Here's a figure of population totals for the two countries. Back in 1970, China's population was 818 million, while India's was 553 million. By 2000, the gap had narrowed to "only" 150 million or so, with China's population of 1,262 million and India's of 1,053 million. By 2016, the gap was down to about 60 million, with 1,378 million in China and 1,324 million in India.
Population growth rates have slowed substantially in both China and India, but India's population growth rate has been higher since the mid-1970s (after China adopted an extremely aggressive family planning program in the early 1970s). The population growth rates have converged somewhat, but India's annual rate of population growth remains about 0.5% per year higher, so it closes the population gap by about 6-7 million people each year. In about a decade, India's total population will overtake that of China.
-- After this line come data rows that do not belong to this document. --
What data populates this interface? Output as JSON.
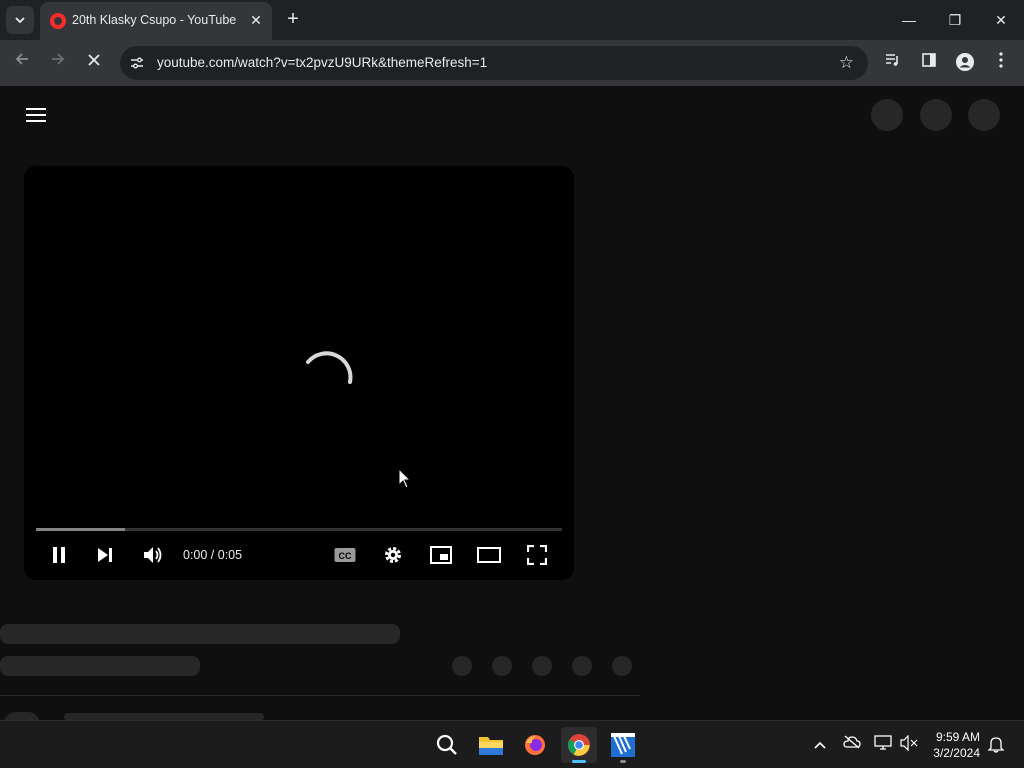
{
  "browser": {
    "tab_title": "20th Klasky Csupo - YouTube",
    "url": "youtube.com/watch?v=tx2pvzU9URk&themeRefresh=1"
  },
  "player": {
    "time_display": "0:00 / 0:05",
    "buffered_fraction": 0.17,
    "icons": [
      "pause-icon",
      "next-icon",
      "volume-icon",
      "cc-icon",
      "settings-icon",
      "miniplayer-icon",
      "theater-icon",
      "fullscreen-icon"
    ]
  },
  "taskbar": {
    "time": "9:59 AM",
    "date": "3/2/2024",
    "apps": [
      "search-icon",
      "file-explorer-icon",
      "firefox-icon",
      "chrome-icon",
      "video-editor-icon"
    ]
  },
  "colors": {
    "page_bg": "#0f0f0f",
    "skeleton": "#272727",
    "youtube_red": "#ff0000",
    "tab_bg": "#35363a",
    "titlebar_bg": "#202124"
  }
}
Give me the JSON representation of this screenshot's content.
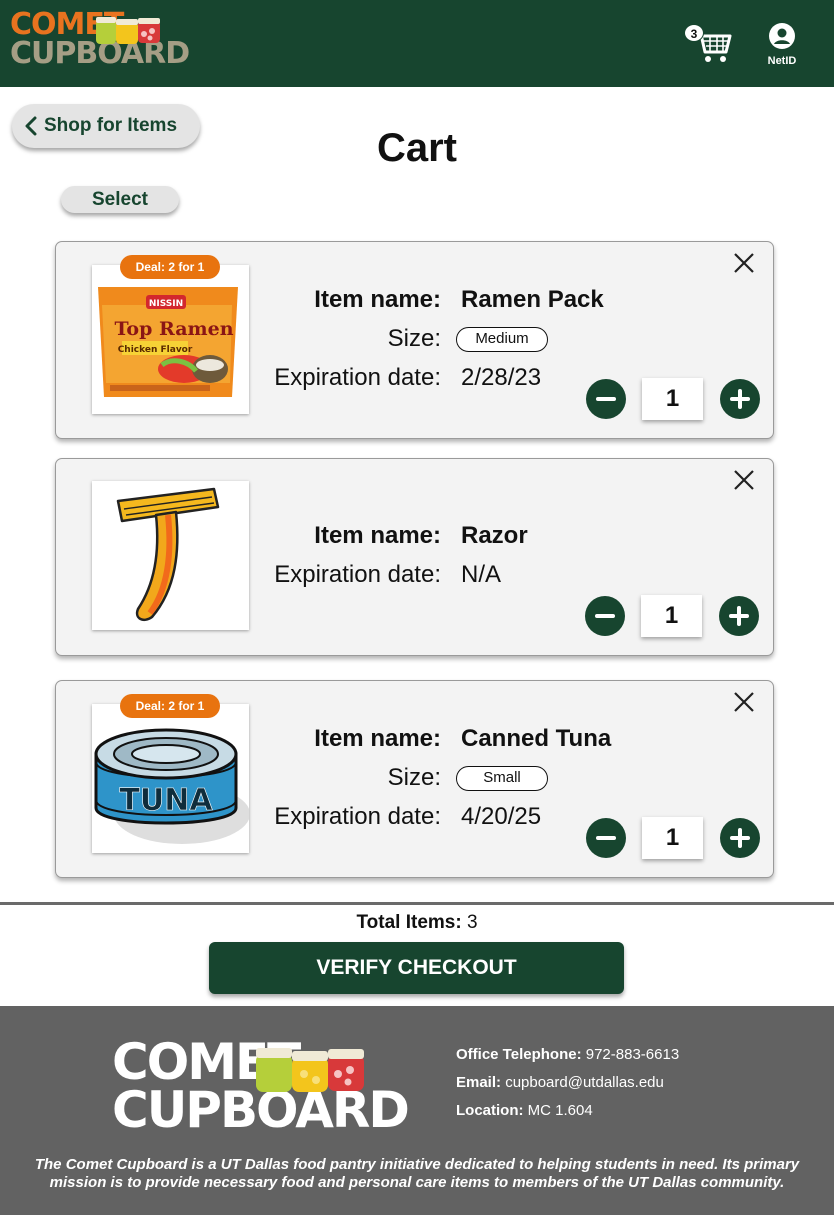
{
  "header": {
    "logo_line1": "COMET",
    "logo_line2": "CUPBOARD",
    "cart_count": "3",
    "account_label": "NetID"
  },
  "nav": {
    "back_label": "Shop for Items",
    "page_title": "Cart",
    "select_label": "Select"
  },
  "labels": {
    "item_name": "Item name:",
    "size": "Size:",
    "expiration": "Expiration date:"
  },
  "cart_items": [
    {
      "deal": "Deal: 2 for 1",
      "name": "Ramen Pack",
      "size": "Medium",
      "expiration": "2/28/23",
      "quantity": "1",
      "image_icon": "ramen-pack-image"
    },
    {
      "deal": "",
      "name": "Razor",
      "size": "",
      "expiration": "N/A",
      "quantity": "1",
      "image_icon": "razor-image"
    },
    {
      "deal": "Deal: 2 for 1",
      "name": "Canned Tuna",
      "size": "Small",
      "expiration": "4/20/25",
      "quantity": "1",
      "image_icon": "tuna-can-image"
    }
  ],
  "summary": {
    "total_label": "Total Items:",
    "total_value": "3",
    "checkout_label": "VERIFY CHECKOUT"
  },
  "footer": {
    "logo_line1": "COMET",
    "logo_line2": "CUPBOARD",
    "phone_label": "Office Telephone:",
    "phone_value": "972-883-6613",
    "email_label": "Email:",
    "email_value": "cupboard@utdallas.edu",
    "location_label": "Location:",
    "location_value": "MC 1.604",
    "mission": "The Comet Cupboard is a UT Dallas food pantry initiative dedicated to helping students in need. Its primary mission is to provide necessary food and personal care items to members of the UT Dallas community."
  },
  "colors": {
    "brand_green": "#17452f",
    "deal_orange": "#e8730f",
    "footer_gray": "#626262"
  }
}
The total population figures mask another difference: China is aging much more rapidly than India. For example, here's a figure showing the "age dependency" ratio, which is calculated as the number of elderly divided by the working population. Thus, in China the age-dependency ratio has already reached 14% and is rising sharply, while in India it is at 8% and rising more slowly.
As the saying goes, China seems likely to face the problem of getting old without first having become rich. For India, the key question is how to help its large and growing working-age population be economically productive, before India's age-dependency ratio rises, too.